PROBLEM DETAILS: Beginning with the line that contains "What data populates", output each line below exactly through the last one, both included, and nothing else.

Entries from a dataset of interfaces

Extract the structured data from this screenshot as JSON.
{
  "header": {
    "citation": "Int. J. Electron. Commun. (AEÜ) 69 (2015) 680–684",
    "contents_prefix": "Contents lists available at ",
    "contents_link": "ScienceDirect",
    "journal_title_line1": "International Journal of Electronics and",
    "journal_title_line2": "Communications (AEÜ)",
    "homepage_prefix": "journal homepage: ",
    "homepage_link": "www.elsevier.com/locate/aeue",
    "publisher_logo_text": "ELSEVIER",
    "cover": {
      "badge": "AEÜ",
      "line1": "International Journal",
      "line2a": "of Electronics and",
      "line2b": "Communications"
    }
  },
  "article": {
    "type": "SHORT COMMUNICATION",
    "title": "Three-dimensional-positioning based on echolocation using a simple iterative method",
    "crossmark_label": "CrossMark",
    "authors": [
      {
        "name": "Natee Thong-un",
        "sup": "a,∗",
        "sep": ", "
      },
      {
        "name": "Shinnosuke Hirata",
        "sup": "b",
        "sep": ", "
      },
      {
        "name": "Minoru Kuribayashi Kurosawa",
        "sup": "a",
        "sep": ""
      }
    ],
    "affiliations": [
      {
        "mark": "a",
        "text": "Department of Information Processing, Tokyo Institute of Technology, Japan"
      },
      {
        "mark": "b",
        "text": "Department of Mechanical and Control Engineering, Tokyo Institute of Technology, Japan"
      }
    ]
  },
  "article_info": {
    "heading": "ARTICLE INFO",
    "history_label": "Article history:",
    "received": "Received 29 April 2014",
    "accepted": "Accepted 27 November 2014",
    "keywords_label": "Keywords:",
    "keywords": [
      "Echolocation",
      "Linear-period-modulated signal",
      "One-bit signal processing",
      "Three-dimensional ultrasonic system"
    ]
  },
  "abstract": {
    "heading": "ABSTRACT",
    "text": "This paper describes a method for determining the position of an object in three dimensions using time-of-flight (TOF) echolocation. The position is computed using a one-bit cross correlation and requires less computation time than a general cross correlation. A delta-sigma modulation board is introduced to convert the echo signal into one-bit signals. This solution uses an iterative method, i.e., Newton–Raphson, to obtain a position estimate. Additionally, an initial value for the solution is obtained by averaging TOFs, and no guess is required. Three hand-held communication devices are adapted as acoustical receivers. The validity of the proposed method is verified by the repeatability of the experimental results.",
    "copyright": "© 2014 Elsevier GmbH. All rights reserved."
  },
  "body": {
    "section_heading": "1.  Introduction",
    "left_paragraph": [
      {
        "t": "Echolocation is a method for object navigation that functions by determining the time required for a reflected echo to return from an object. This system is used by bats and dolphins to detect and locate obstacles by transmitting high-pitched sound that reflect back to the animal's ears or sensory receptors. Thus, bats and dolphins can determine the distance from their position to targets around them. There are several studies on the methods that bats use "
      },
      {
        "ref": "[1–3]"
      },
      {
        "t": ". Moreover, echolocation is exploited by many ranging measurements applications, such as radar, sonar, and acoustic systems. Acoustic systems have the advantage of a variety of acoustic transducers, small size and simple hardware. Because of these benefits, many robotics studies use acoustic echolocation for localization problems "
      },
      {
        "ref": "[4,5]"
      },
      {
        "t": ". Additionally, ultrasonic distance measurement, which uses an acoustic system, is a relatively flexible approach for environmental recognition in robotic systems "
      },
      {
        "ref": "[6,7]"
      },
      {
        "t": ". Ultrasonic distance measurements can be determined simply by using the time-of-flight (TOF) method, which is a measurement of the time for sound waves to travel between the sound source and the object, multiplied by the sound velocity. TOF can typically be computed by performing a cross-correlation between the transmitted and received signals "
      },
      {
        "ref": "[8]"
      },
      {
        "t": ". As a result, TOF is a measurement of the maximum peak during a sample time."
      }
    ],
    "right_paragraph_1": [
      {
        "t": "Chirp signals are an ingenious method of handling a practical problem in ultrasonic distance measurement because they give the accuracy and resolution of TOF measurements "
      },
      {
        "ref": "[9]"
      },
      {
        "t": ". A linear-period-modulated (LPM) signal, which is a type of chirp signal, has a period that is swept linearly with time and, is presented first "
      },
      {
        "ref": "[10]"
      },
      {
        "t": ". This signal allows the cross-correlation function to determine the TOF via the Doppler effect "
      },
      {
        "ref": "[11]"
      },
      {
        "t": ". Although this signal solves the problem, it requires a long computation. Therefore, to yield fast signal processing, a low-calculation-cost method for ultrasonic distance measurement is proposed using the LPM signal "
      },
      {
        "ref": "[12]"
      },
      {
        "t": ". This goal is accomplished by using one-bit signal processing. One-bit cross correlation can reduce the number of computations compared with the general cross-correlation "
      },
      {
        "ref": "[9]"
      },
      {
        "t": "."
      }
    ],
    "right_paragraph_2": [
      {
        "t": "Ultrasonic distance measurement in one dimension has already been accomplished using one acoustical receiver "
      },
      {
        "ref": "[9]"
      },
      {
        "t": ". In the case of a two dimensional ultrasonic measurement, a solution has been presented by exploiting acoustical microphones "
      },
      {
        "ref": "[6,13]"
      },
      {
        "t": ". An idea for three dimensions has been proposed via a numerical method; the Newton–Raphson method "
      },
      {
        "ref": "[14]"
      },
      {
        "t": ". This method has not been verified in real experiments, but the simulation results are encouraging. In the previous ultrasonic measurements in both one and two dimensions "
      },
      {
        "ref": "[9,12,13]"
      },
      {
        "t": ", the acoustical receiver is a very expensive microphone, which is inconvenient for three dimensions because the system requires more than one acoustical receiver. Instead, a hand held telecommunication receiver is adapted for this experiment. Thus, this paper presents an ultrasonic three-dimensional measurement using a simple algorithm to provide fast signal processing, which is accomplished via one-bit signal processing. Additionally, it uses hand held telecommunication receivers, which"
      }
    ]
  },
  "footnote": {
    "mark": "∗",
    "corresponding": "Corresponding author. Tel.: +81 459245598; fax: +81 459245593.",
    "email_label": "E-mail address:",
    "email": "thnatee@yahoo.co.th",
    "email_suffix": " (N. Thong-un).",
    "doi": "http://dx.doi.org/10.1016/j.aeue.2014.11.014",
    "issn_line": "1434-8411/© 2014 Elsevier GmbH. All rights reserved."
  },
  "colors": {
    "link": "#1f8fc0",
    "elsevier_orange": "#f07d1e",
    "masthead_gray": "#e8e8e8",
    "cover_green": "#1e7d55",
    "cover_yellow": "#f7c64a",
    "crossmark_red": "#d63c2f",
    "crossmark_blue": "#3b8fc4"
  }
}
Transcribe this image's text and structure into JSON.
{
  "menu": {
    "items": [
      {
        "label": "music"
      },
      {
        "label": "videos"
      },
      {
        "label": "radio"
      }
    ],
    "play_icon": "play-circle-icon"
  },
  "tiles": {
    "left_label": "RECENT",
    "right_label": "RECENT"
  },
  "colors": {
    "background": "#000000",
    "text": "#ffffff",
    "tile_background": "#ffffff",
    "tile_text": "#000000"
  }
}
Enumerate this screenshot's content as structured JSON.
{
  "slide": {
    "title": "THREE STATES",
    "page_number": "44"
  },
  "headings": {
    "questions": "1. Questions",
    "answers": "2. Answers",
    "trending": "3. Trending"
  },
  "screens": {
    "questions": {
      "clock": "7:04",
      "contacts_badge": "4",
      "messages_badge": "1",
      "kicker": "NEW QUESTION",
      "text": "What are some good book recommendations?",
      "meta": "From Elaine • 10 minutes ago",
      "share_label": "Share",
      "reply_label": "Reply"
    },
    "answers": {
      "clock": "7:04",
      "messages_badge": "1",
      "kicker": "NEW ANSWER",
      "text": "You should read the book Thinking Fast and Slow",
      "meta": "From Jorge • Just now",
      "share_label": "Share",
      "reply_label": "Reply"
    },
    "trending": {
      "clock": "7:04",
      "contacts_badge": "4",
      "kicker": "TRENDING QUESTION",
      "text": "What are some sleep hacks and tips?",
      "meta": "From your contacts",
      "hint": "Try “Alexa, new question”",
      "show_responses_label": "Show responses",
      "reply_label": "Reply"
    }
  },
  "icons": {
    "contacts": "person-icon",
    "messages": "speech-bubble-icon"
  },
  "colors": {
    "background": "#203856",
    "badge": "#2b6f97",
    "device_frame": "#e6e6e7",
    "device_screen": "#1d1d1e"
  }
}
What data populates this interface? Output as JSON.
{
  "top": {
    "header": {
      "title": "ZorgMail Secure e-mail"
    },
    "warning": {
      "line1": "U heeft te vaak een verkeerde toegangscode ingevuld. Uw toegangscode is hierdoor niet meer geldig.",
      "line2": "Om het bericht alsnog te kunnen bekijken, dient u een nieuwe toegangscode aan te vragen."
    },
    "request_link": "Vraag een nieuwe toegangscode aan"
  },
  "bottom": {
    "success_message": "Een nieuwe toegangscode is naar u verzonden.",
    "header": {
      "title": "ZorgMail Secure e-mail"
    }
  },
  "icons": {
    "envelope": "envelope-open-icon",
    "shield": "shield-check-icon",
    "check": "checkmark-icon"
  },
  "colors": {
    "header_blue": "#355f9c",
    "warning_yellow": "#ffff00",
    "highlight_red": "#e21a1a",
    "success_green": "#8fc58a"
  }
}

TASK RESPONSE:
What data populates this interface? Output as JSON.
{
  "top": {
    "header": {
      "title": "ZorgMail Secure e-mail"
    },
    "warning": {
      "line1": "U heeft te vaak een verkeerde toegangscode ingevuld. Uw toegangscode is hierdoor niet meer geldig.",
      "line2": "Om het bericht alsnog te kunnen bekijken, dient u een nieuwe toegangscode aan te vragen."
    },
    "request_link": "Vraag een nieuwe toegangscode aan"
  },
  "bottom": {
    "success_message": "Een nieuwe toegangscode is naar u verzonden.",
    "header": {
      "title": "ZorgMail Secure e-mail"
    }
  },
  "icons": {
    "envelope": "envelope-open-icon",
    "shield": "shield-check-icon",
    "check": "checkmark-icon"
  },
  "colors": {
    "header_blue": "#355f9c",
    "warning_yellow": "#ffff00",
    "highlight_red": "#e21a1a",
    "success_green": "#8fc58a"
  }
}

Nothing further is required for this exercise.